Kings Of and From the Deep
In your game, Chlodio’s wife — whose identity is conveniently lost to history — could be an initiate of any number of mystery cults or lost religions dedicated to old gods (or for that Lovecraftian flair, Old Ones), deliberately seeking to bear the son of a submarine god to ensure the prosperity of her line. One might suggest Astarte as a worthy patron, particularly if in your game the encounter with the Quinotaur was a deliberate mystic rite. Even if we accept that Merovech’s semi-divinity was less intentionally begotten, the family’s subsequent link with powerful creatures of the deep should be obvious. The Dynasty’s reputation for palid complexion and long hair might, when taken as a whole, suggest an effort to obscure vestigial aquatic features (like gills) from otherwise normal human subjects, perhaps borrowing conceptually from the Innsmouth Look. This last idea is certainly not out of the question given the dynasty’s additional reputation for sorcerous talent.
Then again, since we’ve previously suggested that there was some noticeable extraterrestrial involvement in the development of later Franco-German history, you could also give Merovech’s nonhuman parentage a more obviously alien flair: maybe the amphibious Nommo — supposedly from a planet in the Sirius system — operating a little outside their traditional territory in Mali? If so, their magic powers could really be some advanced technology gifted to the family in exchange for a much-needed influx of human DNA, carefully hoarded by the family and its guardians for the following 1500 years.
It’s worth noting that in the parallel myth surrounding Zeus’s seduction of Europa, the lusty god rewarded his conquest with rule over Crete, a giant bronze robot guardian, a hunting dog that always caught its prey, and a magical spear that could not miss it’s target.

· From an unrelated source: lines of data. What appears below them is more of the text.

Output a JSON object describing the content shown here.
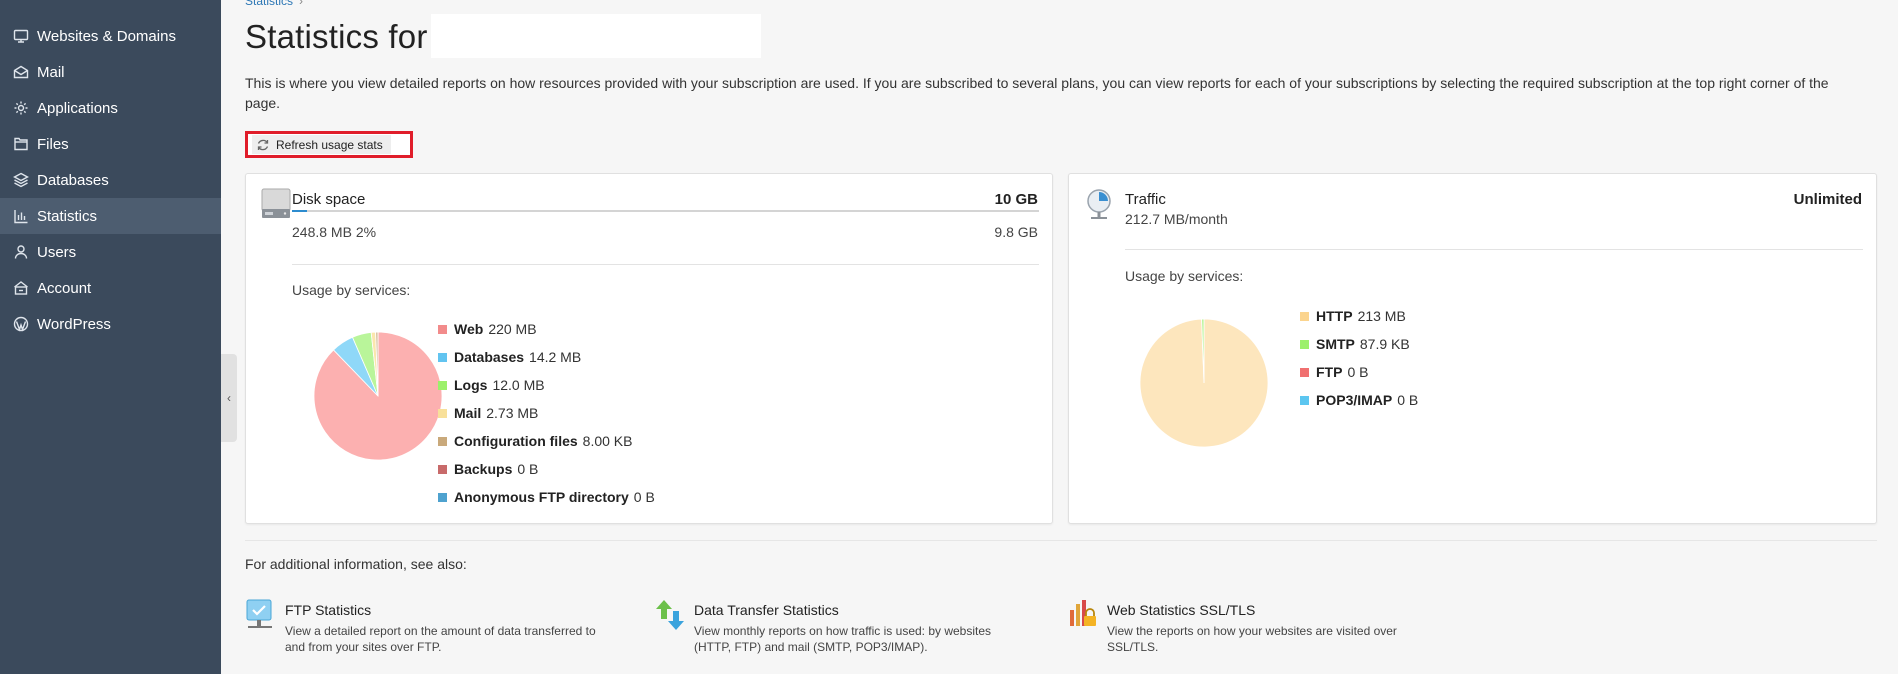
{
  "sidebar": {
    "items": [
      {
        "label": "Websites & Domains",
        "icon": "monitor-icon"
      },
      {
        "label": "Mail",
        "icon": "envelope-icon"
      },
      {
        "label": "Applications",
        "icon": "gear-icon"
      },
      {
        "label": "Files",
        "icon": "folder-icon"
      },
      {
        "label": "Databases",
        "icon": "layers-icon"
      },
      {
        "label": "Statistics",
        "icon": "bar-chart-icon",
        "active": true
      },
      {
        "label": "Users",
        "icon": "user-icon"
      },
      {
        "label": "Account",
        "icon": "account-icon"
      },
      {
        "label": "WordPress",
        "icon": "wordpress-icon"
      }
    ],
    "collapse_glyph": "‹"
  },
  "breadcrumb": {
    "item": "Statistics",
    "sep": "›"
  },
  "page": {
    "title": "Statistics for",
    "intro": "This is where you view detailed reports on how resources provided with your subscription are used. If you are subscribed to several plans, you can view reports for each of your subscriptions by selecting the required subscription at the top right corner of the page.",
    "refresh_label": "Refresh usage stats"
  },
  "disk": {
    "title": "Disk space",
    "limit": "10 GB",
    "used": "248.8 MB 2%",
    "remaining": "9.8 GB",
    "used_fraction": 0.02,
    "usage_label": "Usage by services:",
    "legend": [
      {
        "name": "Web",
        "value": "220 MB",
        "color": "#f28b8b"
      },
      {
        "name": "Databases",
        "value": "14.2 MB",
        "color": "#62c4f0"
      },
      {
        "name": "Logs",
        "value": "12.0 MB",
        "color": "#9cf06b"
      },
      {
        "name": "Mail",
        "value": "2.73 MB",
        "color": "#f8e09a"
      },
      {
        "name": "Configuration files",
        "value": "8.00 KB",
        "color": "#c9a97b"
      },
      {
        "name": "Backups",
        "value": "0 B",
        "color": "#c86a6a"
      },
      {
        "name": "Anonymous FTP directory",
        "value": "0 B",
        "color": "#4ea2cf"
      }
    ]
  },
  "traffic": {
    "title": "Traffic",
    "limit": "Unlimited",
    "used": "212.7 MB/month",
    "usage_label": "Usage by services:",
    "legend": [
      {
        "name": "HTTP",
        "value": "213 MB",
        "color": "#fbd48e"
      },
      {
        "name": "SMTP",
        "value": "87.9 KB",
        "color": "#9cf06b"
      },
      {
        "name": "FTP",
        "value": "0 B",
        "color": "#f07070"
      },
      {
        "name": "POP3/IMAP",
        "value": "0 B",
        "color": "#5cc6f0"
      }
    ]
  },
  "chart_data": [
    {
      "type": "pie",
      "categories": [
        "Web",
        "Databases",
        "Logs",
        "Mail",
        "Configuration files",
        "Backups",
        "Anonymous FTP directory"
      ],
      "values": [
        220,
        14.2,
        12.0,
        2.73,
        0.008,
        0,
        0
      ],
      "colors": [
        "#fcb0b0",
        "#8fd8f8",
        "#b9f59a",
        "#fbe6ad",
        "#d8c09c",
        "#d88c8c",
        "#7ab8dc"
      ]
    },
    {
      "type": "pie",
      "categories": [
        "HTTP",
        "SMTP",
        "FTP",
        "POP3/IMAP"
      ],
      "values": [
        213,
        0.0879,
        0,
        0
      ],
      "colors": [
        "#fde6bd",
        "#b9f59a",
        "#f59a9a",
        "#9ad8f4"
      ]
    }
  ],
  "see_also": {
    "label": "For additional information, see also:",
    "links": [
      {
        "title": "FTP Statistics",
        "desc": "View a detailed report on the amount of data transferred to and from your sites over FTP.",
        "icon": "ftp-stats-icon"
      },
      {
        "title": "Data Transfer Statistics",
        "desc": "View monthly reports on how traffic is used: by websites (HTTP, FTP) and mail (SMTP, POP3/IMAP).",
        "icon": "data-transfer-icon"
      },
      {
        "title": "Web Statistics SSL/TLS",
        "desc": "View the reports on how your websites are visited over SSL/TLS.",
        "icon": "web-stats-ssl-icon"
      }
    ]
  }
}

This last is, of course, reminiscent of the Spear of Destiny, which also fits nicely with the “Holy Blood” version of the tale. Why not have your cake and eat it, too: steal the magical gifts from the Europa myth to explain the dominance of the Merovingians. If your undersea gods are extraterrestrial and not supernatural, these gifts can of course be technological, instead.
Still Hanging Around
Your Merovingians can be sinister or benign, but no matter what they should be weird. It may be that nonhuman intellect is the only thing that can truly explain why the dynasty allowed itself to overtaken so easily by the Carolingians, despite their powerful heritage: though one imagines that they may have decided that real power lay in the shadows, continuing to exert direct — or eldritch — influence over regional (and then global) affairs.
Indeed, even after the Merovingians themselves disappeared from the global stage, numerous reminders of the powers wielded by creatures of the deep remains strong. Essentially every castle in the Rhine valley — at one time Merovingian territory — still occupied as of the 15th century has at least one Lüsterweibchen hanging from its rafters: candle-holding chandeliers carved to resemble human-fish hybrids with antler “wings.” Perhaps hinting at celestial origins of one kind or another? I’m sure you already beat me to it, but the fact that these aquatic effigies serve consistently as “light-bearers” gives you a perfect segue to introduce the Illuminati, either as agents or enemies of the hidden — but eternal — Merovingians.
And then there’s the persistent legend of the Lorelei – a sinister siren known to lure sailors passing through the Rhine gorge to their deaths for her sadistic pleasure…or perhaps as sacrifices to distant patrons. The Merovingians, perhaps?